(Excerpts from an interface dataset)
== == ==

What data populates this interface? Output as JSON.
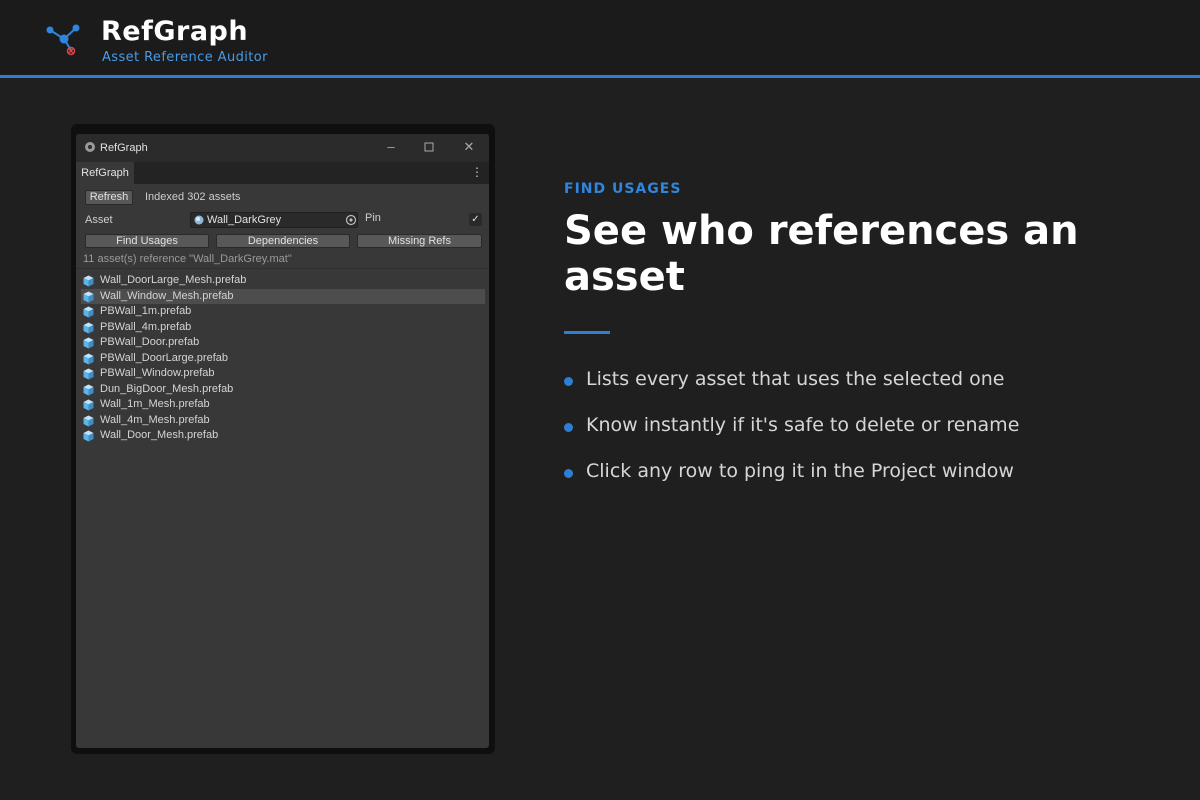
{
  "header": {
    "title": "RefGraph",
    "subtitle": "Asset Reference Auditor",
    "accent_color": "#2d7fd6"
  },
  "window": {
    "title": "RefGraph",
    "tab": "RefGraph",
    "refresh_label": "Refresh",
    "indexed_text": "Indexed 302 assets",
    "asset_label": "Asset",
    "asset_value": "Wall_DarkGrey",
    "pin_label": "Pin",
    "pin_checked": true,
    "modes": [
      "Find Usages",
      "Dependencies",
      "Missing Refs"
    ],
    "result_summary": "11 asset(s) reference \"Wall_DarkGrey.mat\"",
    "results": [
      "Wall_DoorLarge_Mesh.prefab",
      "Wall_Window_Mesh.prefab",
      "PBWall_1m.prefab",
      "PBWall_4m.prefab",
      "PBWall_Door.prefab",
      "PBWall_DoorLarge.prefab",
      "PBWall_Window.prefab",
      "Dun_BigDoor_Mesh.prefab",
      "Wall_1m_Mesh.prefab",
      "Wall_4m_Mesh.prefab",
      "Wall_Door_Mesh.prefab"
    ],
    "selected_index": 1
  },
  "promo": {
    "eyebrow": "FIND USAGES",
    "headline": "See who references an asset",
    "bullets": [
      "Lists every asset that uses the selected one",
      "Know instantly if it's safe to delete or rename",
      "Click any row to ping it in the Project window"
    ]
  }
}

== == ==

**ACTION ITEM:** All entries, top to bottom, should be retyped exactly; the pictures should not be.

**EXPECTED ANSWER:**
What data populates this interface? Output as JSON.
{
  "header": {
    "title": "RefGraph",
    "subtitle": "Asset Reference Auditor",
    "accent_color": "#2d7fd6"
  },
  "window": {
    "title": "RefGraph",
    "tab": "RefGraph",
    "refresh_label": "Refresh",
    "indexed_text": "Indexed 302 assets",
    "asset_label": "Asset",
    "asset_value": "Wall_DarkGrey",
    "pin_label": "Pin",
    "pin_checked": true,
    "modes": [
      "Find Usages",
      "Dependencies",
      "Missing Refs"
    ],
    "result_summary": "11 asset(s) reference \"Wall_DarkGrey.mat\"",
    "results": [
      "Wall_DoorLarge_Mesh.prefab",
      "Wall_Window_Mesh.prefab",
      "PBWall_1m.prefab",
      "PBWall_4m.prefab",
      "PBWall_Door.prefab",
      "PBWall_DoorLarge.prefab",
      "PBWall_Window.prefab",
      "Dun_BigDoor_Mesh.prefab",
      "Wall_1m_Mesh.prefab",
      "Wall_4m_Mesh.prefab",
      "Wall_Door_Mesh.prefab"
    ],
    "selected_index": 1
  },
  "promo": {
    "eyebrow": "FIND USAGES",
    "headline": "See who references an asset",
    "bullets": [
      "Lists every asset that uses the selected one",
      "Know instantly if it's safe to delete or rename",
      "Click any row to ping it in the Project window"
    ]
  }
}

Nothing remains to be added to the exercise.